SciTech Briefs

Microsoft releases Zune media player

Microsoft Corp.’s newest product is a portable device for music, video, and pictures. Available this holiday season in black, brown, or white, the Zune 30-GB digital media player features wireless technology, a built-in FM tuner, and a three-inch screen. Wireless technology will allow two Zunes to share samples of songs, recordings, playlists, or pictures. Every device will come preloaded with music and video.

The Zune Marketplace will have millions of songs for individual purchase or for unlimited download with a Zune Pass subscription. Also available are two accessory packs designed for use of the Zune at home or in a car: the Zune Home A/V Pack and the Zune Car Pack, respectively.

Source: Microsoft

Apple previews its tentative “iTV”

Apple has announced its newest creation, an effort encouraging TV fans to purchase movies and television shows on iTunes. Expected in early 2007, the iTV will wirelessly stream movies, TV shows, music, podcasts, and pictures from computer to TV. Users can use the content on their computers to watch movies, shows, and podcasts, control and listen to music, or view a picture slideshow with music on their TV.

The device will be controlled by the Apple Remote.

Source: Apple

YouTube receives music video library

Warner Music has agreed to upload its entire library of music videos to YouTube.

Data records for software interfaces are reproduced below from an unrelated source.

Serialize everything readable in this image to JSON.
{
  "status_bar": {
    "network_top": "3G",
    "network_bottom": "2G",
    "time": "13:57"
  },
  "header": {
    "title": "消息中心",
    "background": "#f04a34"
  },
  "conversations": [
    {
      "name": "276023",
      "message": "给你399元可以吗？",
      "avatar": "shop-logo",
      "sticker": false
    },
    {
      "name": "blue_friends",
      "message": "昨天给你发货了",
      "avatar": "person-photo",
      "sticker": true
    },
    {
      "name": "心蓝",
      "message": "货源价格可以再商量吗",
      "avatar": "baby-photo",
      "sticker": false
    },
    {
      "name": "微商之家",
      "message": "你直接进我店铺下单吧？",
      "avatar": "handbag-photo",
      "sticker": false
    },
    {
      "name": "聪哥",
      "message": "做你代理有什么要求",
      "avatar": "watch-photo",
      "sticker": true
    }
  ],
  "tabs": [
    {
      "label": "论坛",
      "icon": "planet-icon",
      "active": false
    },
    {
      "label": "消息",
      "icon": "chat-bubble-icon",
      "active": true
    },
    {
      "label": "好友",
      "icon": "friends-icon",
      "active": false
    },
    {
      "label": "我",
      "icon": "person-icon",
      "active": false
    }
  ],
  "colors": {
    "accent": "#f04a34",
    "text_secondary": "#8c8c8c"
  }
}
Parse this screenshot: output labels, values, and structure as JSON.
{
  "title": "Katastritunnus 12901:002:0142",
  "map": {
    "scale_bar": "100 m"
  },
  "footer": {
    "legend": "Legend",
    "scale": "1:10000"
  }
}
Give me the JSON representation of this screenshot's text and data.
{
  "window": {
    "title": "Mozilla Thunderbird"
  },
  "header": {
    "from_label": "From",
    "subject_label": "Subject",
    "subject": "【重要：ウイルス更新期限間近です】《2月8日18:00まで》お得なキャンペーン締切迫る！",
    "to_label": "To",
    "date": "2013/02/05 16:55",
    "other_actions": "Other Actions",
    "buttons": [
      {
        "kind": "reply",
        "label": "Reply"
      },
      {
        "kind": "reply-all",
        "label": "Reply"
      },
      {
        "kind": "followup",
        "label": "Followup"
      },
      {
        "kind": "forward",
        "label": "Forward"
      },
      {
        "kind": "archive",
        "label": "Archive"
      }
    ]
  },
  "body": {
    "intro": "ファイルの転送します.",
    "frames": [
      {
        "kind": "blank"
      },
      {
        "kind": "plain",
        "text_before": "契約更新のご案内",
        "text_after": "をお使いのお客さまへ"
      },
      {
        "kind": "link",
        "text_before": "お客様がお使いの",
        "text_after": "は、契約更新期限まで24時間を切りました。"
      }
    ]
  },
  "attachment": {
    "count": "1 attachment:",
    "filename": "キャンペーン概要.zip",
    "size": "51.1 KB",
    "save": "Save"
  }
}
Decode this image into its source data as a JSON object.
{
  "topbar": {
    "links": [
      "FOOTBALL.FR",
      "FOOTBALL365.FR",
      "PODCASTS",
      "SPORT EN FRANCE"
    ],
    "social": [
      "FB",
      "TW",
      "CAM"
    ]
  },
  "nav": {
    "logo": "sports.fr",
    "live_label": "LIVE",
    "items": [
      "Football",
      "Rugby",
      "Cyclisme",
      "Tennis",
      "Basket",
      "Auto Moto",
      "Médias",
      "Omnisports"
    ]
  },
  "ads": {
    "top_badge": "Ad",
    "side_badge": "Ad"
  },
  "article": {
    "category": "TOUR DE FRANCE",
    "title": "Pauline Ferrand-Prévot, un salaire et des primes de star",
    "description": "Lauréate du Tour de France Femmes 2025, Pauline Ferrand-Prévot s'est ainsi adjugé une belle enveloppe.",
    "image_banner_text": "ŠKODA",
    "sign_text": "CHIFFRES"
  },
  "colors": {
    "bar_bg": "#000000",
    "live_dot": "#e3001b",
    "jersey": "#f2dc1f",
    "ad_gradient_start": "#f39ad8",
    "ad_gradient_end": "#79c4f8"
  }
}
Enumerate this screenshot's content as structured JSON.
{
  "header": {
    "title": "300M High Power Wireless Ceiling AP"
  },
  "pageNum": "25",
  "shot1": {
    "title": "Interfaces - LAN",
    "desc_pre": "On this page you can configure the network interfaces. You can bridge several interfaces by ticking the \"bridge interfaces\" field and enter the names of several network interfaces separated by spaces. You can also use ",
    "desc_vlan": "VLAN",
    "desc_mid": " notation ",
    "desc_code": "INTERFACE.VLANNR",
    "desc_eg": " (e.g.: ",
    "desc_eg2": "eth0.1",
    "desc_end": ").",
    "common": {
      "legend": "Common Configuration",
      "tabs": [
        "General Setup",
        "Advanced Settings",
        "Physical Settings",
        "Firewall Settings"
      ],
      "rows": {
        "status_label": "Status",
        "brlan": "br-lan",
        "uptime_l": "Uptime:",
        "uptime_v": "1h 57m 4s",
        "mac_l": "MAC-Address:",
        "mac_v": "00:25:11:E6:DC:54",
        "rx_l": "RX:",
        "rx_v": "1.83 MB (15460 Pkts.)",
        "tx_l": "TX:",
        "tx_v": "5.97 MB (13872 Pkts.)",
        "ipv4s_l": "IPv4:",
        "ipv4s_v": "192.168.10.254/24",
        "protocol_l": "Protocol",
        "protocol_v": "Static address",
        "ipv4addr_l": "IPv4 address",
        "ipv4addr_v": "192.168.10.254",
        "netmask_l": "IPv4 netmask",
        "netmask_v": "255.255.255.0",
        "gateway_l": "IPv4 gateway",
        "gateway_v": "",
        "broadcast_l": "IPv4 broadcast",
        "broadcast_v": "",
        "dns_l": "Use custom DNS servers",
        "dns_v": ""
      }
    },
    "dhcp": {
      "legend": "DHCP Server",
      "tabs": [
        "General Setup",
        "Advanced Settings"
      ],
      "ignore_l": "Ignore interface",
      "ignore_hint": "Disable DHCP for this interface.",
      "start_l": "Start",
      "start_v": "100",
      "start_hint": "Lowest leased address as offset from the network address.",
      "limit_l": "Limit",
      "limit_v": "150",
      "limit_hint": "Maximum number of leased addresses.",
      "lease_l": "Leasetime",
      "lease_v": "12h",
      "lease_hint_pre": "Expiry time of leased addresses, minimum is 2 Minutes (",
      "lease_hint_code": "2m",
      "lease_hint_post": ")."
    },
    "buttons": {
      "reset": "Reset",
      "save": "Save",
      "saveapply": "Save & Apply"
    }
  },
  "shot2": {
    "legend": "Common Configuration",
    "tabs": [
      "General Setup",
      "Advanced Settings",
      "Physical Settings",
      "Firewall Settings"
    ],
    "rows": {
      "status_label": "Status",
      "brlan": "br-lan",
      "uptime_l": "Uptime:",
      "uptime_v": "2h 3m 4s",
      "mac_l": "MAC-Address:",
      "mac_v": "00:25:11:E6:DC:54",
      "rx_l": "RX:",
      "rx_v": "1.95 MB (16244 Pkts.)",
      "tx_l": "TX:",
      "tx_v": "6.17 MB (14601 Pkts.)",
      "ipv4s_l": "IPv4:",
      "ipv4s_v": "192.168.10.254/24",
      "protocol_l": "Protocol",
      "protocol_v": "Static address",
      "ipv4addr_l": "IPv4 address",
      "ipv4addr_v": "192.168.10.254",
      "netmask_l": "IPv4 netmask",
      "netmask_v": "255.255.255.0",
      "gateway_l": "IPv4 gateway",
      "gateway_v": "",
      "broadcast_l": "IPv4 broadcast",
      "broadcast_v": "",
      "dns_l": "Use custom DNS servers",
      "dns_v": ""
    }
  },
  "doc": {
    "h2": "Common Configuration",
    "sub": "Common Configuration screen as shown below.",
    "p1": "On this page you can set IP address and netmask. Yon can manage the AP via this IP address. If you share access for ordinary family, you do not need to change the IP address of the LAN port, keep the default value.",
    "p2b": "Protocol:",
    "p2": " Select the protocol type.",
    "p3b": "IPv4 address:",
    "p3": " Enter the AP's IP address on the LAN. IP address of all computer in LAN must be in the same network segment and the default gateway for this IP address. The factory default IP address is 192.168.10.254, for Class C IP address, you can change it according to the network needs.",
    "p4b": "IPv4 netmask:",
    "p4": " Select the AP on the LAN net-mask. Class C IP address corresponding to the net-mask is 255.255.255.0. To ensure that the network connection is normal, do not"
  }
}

YouTube users will be able to access music videos from all Warner artists and use material from the videos to create and upload clips to YouTube.

The collaboration is the result of Warner and YouTube being able to share advertising revenue generated from the video content.

Industry reaction toward online music access is diverse. Last week, Universal Music Group called free online video sites like YouTube “copyright infringers” for displaying artists’ music videos and suggested possible legal action against illegal use or compensation for the videos.


New artificial arm requires thought

Jesse Sullivan is the first human to have a thought-controlled artificial arm. His “bionic arm” is controlled by electrical signals sent from the brain through surgically rerouted nerves. The arm allows more movements and operates more smoothly than regular prosthetics.

Nerves were grafted onto muscle to receive thought-generated impulses. Electrodes pick up muscle activity and relay the signals to the arm’s computer, which causes motors to move the elbow and hand. So far the bionic arm allows four discrete movements; natural arms are capable of 22.

The military’s research-and-development wing, the Defense Advanced Research Projects Agency, has joined the research to help troops who were wounded in Iraq and Afghanistan and lost a limb.


Compiled by
Nancy Lee